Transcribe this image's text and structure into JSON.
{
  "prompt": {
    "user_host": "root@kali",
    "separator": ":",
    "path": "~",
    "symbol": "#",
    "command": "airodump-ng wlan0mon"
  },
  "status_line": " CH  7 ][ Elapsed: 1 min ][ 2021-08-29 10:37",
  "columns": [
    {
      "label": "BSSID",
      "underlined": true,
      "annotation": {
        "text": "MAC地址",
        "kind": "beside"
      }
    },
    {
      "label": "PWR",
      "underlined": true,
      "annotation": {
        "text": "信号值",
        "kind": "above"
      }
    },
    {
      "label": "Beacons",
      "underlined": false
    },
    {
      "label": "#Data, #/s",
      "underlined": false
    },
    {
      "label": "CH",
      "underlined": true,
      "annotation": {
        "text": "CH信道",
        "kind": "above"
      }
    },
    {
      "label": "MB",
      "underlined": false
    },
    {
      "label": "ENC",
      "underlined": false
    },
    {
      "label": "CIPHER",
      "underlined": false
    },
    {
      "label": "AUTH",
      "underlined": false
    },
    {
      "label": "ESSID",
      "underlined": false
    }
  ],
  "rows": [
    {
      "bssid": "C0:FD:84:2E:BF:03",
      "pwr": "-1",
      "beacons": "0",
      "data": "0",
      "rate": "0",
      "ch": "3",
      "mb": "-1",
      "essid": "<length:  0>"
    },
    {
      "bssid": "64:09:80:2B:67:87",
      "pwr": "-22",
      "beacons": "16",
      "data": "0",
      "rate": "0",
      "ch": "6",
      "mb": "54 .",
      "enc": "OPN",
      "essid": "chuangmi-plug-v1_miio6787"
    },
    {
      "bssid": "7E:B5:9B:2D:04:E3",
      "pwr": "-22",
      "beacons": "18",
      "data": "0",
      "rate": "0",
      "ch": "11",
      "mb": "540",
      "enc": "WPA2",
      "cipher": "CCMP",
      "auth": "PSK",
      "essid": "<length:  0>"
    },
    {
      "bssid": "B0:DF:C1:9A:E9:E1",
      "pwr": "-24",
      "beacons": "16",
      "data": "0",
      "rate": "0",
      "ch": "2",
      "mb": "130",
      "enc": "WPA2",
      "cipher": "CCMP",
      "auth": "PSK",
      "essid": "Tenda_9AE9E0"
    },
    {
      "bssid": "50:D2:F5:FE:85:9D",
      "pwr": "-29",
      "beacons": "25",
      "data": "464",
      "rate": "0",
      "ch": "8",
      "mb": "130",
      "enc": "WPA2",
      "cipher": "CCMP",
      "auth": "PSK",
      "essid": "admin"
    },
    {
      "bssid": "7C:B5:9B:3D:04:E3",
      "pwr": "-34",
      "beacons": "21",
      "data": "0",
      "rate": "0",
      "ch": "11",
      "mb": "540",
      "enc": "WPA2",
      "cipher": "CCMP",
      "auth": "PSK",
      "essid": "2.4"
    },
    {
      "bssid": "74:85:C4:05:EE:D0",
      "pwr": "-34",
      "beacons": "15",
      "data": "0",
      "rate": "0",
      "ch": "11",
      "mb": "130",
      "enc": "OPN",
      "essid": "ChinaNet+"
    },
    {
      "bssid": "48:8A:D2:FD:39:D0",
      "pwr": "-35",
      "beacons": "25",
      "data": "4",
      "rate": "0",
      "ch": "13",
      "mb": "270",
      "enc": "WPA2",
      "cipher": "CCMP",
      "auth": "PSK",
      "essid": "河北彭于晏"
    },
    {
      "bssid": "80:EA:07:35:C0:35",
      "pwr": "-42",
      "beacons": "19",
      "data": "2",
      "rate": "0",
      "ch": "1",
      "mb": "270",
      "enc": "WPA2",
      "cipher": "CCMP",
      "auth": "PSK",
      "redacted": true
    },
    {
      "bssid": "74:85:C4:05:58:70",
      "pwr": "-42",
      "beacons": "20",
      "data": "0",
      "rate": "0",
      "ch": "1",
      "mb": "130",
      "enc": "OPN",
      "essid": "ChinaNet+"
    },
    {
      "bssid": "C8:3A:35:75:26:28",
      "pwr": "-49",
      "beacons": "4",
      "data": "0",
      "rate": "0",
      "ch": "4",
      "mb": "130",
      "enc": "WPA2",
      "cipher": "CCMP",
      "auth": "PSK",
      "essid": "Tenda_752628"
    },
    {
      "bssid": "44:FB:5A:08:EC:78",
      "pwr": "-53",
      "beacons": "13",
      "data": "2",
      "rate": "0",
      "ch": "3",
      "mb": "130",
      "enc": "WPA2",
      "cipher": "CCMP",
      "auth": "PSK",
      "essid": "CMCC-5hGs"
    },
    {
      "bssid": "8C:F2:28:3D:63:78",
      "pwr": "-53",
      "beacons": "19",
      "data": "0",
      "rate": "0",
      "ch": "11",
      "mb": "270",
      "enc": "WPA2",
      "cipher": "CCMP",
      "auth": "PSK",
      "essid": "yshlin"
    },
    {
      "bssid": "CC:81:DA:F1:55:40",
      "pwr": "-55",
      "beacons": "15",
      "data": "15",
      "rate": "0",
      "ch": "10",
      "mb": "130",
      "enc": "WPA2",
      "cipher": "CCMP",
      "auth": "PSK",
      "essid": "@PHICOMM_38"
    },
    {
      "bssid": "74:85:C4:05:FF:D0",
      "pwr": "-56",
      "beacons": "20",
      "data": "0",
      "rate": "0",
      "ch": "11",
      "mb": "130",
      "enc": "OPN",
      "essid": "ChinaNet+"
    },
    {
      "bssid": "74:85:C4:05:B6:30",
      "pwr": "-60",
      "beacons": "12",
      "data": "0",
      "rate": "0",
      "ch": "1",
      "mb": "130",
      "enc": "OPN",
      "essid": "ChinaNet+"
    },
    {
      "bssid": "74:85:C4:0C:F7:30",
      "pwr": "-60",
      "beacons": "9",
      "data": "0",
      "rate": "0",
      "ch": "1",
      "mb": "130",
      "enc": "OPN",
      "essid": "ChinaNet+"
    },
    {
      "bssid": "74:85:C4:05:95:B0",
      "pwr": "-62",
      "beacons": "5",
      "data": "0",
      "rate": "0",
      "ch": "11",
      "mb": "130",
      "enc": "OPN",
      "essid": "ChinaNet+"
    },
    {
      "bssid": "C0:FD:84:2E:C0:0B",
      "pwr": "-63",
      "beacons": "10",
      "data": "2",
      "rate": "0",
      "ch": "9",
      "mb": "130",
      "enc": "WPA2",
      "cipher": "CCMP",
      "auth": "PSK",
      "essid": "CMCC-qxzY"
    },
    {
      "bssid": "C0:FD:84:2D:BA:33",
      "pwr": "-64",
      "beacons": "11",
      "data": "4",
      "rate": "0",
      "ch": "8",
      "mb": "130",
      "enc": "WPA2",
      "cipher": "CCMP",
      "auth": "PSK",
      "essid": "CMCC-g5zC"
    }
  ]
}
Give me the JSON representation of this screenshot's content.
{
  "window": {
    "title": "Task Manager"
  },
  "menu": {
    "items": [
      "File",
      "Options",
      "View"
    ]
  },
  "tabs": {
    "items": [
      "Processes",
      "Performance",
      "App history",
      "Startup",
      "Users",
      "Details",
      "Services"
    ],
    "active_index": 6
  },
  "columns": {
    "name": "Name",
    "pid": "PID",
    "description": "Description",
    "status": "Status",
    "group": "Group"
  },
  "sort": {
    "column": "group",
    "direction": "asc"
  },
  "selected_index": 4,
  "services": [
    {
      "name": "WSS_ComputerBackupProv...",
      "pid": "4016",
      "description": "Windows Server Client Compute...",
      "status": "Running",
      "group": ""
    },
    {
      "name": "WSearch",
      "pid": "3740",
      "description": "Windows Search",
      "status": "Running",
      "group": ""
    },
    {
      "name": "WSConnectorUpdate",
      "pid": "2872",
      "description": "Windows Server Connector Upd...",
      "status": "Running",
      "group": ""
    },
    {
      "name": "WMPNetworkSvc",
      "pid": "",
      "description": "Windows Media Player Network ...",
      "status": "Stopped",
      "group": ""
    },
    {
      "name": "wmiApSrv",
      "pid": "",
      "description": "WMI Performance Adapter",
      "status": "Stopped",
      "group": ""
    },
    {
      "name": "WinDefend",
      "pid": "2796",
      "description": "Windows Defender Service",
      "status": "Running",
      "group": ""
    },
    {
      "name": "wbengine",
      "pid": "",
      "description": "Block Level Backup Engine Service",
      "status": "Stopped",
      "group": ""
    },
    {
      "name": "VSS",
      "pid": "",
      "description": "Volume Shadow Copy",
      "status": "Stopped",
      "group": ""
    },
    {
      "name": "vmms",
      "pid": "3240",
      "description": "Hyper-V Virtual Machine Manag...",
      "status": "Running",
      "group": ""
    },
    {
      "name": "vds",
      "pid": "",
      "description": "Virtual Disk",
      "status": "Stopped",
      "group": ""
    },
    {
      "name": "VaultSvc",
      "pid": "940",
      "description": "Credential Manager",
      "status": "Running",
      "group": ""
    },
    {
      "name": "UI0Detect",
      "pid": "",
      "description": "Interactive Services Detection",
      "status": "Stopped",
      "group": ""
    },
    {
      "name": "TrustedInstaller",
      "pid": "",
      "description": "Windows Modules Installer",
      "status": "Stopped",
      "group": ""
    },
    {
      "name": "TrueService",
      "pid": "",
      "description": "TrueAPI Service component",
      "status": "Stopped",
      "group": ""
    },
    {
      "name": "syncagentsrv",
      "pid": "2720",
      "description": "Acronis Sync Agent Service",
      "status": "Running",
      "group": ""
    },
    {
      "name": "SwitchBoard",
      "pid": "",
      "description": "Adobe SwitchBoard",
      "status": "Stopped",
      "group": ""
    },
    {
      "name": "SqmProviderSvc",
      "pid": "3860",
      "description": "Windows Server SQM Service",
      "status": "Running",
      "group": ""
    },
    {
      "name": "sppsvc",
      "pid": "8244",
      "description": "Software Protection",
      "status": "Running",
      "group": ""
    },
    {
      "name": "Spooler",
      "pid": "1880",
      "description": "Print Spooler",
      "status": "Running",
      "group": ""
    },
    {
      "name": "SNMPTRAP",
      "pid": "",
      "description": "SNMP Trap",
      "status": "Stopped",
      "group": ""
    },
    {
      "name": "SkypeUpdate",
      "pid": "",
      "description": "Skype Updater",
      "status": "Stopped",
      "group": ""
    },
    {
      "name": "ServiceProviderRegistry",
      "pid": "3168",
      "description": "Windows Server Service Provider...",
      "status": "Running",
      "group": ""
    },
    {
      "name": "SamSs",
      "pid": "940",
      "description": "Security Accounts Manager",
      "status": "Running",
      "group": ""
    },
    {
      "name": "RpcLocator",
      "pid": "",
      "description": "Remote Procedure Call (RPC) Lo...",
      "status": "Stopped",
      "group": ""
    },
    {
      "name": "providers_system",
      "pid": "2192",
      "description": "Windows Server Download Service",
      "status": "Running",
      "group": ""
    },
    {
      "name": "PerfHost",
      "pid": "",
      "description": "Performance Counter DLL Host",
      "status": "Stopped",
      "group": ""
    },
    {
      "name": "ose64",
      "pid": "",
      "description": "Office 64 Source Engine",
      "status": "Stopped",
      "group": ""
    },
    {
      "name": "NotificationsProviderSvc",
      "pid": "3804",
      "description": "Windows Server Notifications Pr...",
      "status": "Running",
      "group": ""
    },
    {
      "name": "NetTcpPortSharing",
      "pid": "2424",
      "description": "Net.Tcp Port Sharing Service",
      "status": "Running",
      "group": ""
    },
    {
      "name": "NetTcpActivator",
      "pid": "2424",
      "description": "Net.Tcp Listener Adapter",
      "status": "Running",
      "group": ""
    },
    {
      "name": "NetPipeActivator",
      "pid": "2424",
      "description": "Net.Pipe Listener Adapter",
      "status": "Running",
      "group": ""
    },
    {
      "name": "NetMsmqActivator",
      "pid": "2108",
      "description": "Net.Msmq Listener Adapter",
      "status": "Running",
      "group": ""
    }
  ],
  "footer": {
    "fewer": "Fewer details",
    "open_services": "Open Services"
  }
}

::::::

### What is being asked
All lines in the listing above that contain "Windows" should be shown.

### Problem solution
      "description": "Windows Server Client Compute...",
      "description": "Windows Search",
      "description": "Windows Server Connector Upd...",
      "description": "Windows Media Player Network ...",
      "description": "Windows Defender Service",
      "description": "Windows Modules Installer",
      "description": "Windows Server SQM Service",
      "description": "Windows Server Service Provider...",
      "description": "Windows Server Download Service",
      "description": "Windows Server Notifications Pr...",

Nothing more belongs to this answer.